4) What did it take to put this in place successfully? What does it take to maintain/run it over the long-term?
Endeavor was initially “tested” in Chile and Argentina, before its model was replicated and rolled out first in in Latin America and then across Africa, the Middle East and Asia. It recently created regional Hubs in San Francisco, Dubai and Singapore, maintaining its global HQ in New York City. Endeavor ́s local Directors have been critically important in allowing the organisation to set up in each country it has entered, both in terms of financial support and also providing the local credibility and networks required to expand what is essentially a North American NGO into countries like South Africa, Indonedia and Jordan. Endeavor has scaled by managing to package and replicate its model over time, including its selection process and theservices it provides to selected Endeavor companies. It also uses tools such as salesforce.com and SAP to manage its global footprint and to collect and track data. Endeavor has partnered with global organisations such as Deloitte Ernst and Young and Boston Consulting Group.
5) What does success look like, and how is it being measured?
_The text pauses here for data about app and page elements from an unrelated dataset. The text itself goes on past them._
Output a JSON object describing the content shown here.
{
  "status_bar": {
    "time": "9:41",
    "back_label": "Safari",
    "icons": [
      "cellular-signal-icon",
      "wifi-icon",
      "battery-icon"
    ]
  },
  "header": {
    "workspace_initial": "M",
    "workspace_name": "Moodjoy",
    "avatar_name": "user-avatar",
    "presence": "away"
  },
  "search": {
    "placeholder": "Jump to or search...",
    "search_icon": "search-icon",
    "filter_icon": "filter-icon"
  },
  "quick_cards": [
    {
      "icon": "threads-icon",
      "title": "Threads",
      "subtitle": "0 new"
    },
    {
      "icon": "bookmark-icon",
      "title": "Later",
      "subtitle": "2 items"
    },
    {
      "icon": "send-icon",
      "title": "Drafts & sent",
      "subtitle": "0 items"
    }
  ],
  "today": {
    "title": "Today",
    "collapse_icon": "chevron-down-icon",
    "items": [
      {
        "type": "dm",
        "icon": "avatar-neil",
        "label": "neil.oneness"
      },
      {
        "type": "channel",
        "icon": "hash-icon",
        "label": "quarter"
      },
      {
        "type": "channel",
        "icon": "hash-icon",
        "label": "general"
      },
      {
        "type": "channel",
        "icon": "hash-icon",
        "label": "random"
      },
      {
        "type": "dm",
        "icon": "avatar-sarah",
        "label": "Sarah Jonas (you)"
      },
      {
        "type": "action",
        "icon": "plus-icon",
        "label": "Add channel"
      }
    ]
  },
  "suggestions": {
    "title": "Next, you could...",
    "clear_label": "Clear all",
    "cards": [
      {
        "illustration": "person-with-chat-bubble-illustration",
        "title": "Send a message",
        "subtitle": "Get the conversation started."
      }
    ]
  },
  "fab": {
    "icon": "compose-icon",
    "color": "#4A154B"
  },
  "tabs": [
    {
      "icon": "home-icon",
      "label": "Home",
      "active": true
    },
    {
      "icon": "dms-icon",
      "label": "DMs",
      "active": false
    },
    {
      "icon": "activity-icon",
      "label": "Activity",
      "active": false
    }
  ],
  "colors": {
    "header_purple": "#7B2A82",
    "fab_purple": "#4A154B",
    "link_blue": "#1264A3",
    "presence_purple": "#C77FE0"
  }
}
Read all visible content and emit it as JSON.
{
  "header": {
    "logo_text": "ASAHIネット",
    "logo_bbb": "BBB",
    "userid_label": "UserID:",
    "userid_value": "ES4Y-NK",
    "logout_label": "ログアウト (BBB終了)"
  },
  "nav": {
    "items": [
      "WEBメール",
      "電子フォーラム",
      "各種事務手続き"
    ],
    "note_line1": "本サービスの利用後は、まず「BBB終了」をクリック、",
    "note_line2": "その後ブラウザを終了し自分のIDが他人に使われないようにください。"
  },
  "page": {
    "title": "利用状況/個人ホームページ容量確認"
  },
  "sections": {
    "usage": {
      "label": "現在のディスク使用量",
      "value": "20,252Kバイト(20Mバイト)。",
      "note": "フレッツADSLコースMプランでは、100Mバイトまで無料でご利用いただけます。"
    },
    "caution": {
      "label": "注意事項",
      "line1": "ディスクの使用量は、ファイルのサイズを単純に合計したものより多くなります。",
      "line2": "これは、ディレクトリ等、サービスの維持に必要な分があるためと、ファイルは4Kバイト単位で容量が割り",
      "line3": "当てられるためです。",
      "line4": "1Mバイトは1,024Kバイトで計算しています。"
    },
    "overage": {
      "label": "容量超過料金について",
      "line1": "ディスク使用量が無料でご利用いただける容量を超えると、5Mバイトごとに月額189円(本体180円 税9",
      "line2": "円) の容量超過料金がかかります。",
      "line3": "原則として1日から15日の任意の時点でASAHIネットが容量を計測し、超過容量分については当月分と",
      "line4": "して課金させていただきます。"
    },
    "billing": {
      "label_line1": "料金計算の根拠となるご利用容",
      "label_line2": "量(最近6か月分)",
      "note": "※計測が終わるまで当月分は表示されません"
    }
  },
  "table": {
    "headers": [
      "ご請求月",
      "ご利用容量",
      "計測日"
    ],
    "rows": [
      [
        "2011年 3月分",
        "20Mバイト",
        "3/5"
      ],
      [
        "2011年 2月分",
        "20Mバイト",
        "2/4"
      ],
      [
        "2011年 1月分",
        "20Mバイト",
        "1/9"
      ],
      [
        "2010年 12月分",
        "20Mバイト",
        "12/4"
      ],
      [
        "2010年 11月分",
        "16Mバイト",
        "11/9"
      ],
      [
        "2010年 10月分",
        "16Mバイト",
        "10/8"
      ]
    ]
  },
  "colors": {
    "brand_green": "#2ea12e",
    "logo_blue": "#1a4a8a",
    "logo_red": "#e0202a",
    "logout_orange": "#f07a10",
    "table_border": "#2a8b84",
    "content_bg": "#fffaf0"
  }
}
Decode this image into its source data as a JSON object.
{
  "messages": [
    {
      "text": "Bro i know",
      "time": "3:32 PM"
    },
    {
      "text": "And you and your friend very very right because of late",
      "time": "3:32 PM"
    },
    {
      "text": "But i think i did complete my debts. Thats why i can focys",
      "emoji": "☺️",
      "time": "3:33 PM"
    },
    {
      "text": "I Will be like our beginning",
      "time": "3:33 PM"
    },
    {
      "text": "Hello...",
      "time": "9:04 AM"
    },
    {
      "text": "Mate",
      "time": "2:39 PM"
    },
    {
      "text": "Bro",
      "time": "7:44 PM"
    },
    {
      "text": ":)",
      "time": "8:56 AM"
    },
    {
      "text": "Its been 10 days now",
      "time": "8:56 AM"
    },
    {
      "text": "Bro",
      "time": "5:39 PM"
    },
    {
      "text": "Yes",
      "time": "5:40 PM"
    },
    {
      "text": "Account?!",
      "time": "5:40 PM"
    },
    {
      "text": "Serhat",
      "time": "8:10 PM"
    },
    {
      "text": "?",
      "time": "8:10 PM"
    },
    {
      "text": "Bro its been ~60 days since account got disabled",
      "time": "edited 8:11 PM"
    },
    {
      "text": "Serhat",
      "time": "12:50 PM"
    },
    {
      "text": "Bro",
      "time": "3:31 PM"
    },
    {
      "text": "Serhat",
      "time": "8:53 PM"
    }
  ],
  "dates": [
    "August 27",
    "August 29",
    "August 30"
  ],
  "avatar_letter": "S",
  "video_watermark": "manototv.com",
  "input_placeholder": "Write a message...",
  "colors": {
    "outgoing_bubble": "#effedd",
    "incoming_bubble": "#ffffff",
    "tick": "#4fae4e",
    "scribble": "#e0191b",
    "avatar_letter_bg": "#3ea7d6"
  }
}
Endeavor measures everything it does and produces enormous amounts of data and metrics. It has its own research arm - Endeavor Insight which studies high-impact entrepreneurs and their contribution to job creation and economic growth. Its research educates policy makers and practitioners and helps them to accelerate entrepreneurs’ success and the development of entrepreneurship ecosystems around the world. In 2013, Endeavor Insight joined with the Kauffman Foundation and the World Bank, to co-found the Global Entrepreneurship Research Network. Endeavor has mapped how it has helped to create entreuprenerial ecosystems in places like Chile and Colombia by carrying out in depth surveys in-country, interviewing key players in these ecosystems and seeing how they connect to Endeavor. See: http://www.endeavor.org/blog/wpcontent/uploads/2012/10/Network-Map-Jpeg1.png